- _WORK REQUEST_
Set down all the lines below, each one exactly as shown.
-- SUPPLIED INFORMATION follows --
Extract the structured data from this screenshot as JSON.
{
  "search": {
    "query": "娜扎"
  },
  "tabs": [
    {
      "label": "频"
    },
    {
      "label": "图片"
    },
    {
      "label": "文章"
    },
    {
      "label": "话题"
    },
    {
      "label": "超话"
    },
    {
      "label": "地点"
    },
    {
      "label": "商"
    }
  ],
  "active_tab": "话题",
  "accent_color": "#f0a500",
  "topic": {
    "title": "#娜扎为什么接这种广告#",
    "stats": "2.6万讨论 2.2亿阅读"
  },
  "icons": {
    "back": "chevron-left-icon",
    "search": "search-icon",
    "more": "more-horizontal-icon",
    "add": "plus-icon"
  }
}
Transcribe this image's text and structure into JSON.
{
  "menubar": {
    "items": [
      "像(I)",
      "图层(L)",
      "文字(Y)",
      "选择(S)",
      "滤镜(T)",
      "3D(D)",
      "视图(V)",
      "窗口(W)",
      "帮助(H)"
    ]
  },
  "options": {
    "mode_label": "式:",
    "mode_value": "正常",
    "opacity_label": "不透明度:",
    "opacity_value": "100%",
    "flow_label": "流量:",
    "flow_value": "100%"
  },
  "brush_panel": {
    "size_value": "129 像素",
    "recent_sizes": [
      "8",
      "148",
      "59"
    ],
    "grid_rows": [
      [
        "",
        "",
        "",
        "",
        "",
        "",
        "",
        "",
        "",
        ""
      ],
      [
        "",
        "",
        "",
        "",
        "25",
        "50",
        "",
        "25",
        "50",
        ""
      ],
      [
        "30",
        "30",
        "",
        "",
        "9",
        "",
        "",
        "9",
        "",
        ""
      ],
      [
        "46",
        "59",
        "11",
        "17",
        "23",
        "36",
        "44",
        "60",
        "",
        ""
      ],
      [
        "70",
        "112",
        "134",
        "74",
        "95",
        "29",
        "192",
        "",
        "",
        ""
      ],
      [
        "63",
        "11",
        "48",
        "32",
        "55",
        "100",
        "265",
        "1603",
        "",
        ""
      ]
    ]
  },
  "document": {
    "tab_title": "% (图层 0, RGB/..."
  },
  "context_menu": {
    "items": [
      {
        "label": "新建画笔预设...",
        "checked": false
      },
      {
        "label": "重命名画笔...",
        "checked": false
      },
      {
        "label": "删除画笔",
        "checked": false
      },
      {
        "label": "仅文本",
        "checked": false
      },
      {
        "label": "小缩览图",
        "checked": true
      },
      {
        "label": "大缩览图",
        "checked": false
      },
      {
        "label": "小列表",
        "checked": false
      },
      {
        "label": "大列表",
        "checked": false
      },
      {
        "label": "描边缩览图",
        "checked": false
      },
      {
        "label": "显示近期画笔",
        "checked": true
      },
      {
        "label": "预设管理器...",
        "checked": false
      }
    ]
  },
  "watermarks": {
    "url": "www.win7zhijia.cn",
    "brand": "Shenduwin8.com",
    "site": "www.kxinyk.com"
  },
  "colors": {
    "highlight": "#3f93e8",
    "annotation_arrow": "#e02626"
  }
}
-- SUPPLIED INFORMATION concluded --
- _EXERCISE RESULT_
Extract the structured data from this screenshot as JSON.
{
  "search": {
    "query": "娜扎"
  },
  "tabs": [
    {
      "label": "频"
    },
    {
      "label": "图片"
    },
    {
      "label": "文章"
    },
    {
      "label": "话题"
    },
    {
      "label": "超话"
    },
    {
      "label": "地点"
    },
    {
      "label": "商"
    }
  ],
  "active_tab": "话题",
  "accent_color": "#f0a500",
  "topic": {
    "title": "#娜扎为什么接这种广告#",
    "stats": "2.6万讨论 2.2亿阅读"
  },
  "icons": {
    "back": "chevron-left-icon",
    "search": "search-icon",
    "more": "more-horizontal-icon",
    "add": "plus-icon"
  }
}
Transcribe this image's text and structure into JSON.
{
  "menubar": {
    "items": [
      "像(I)",
      "图层(L)",
      "文字(Y)",
      "选择(S)",
      "滤镜(T)",
      "3D(D)",
      "视图(V)",
      "窗口(W)",
      "帮助(H)"
    ]
  },
  "options": {
    "mode_label": "式:",
    "mode_value": "正常",
    "opacity_label": "不透明度:",
    "opacity_value": "100%",
    "flow_label": "流量:",
    "flow_value": "100%"
  },
  "brush_panel": {
    "size_value": "129 像素",
    "recent_sizes": [
      "8",
      "148",
      "59"
    ],
    "grid_rows": [
      [
        "",
        "",
        "",
        "",
        "",
        "",
        "",
        "",
        "",
        ""
      ],
      [
        "",
        "",
        "",
        "",
        "25",
        "50",
        "",
        "25",
        "50",
        ""
      ],
      [
        "30",
        "30",
        "",
        "",
        "9",
        "",
        "",
        "9",
        "",
        ""
      ],
      [
        "46",
        "59",
        "11",
        "17",
        "23",
        "36",
        "44",
        "60",
        "",
        ""
      ],
      [
        "70",
        "112",
        "134",
        "74",
        "95",
        "29",
        "192",
        "",
        "",
        ""
      ],
      [
        "63",
        "11",
        "48",
        "32",
        "55",
        "100",
        "265",
        "1603",
        "",
        ""
      ]
    ]
  },
  "document": {
    "tab_title": "% (图层 0, RGB/..."
  },
  "context_menu": {
    "items": [
      {
        "label": "新建画笔预设...",
        "checked": false
      },
      {
        "label": "重命名画笔...",
        "checked": false
      },
      {
        "label": "删除画笔",
        "checked": false
      },
      {
        "label": "仅文本",
        "checked": false
      },
      {
        "label": "小缩览图",
        "checked": true
      },
      {
        "label": "大缩览图",
        "checked": false
      },
      {
        "label": "小列表",
        "checked": false
      },
      {
        "label": "大列表",
        "checked": false
      },
      {
        "label": "描边缩览图",
        "checked": false
      },
      {
        "label": "显示近期画笔",
        "checked": true
      },
      {
        "label": "预设管理器...",
        "checked": false
      }
    ]
  },
  "watermarks": {
    "url": "www.win7zhijia.cn",
    "brand": "Shenduwin8.com",
    "site": "www.kxinyk.com"
  },
  "colors": {
    "highlight": "#3f93e8",
    "annotation_arrow": "#e02626"
  }
}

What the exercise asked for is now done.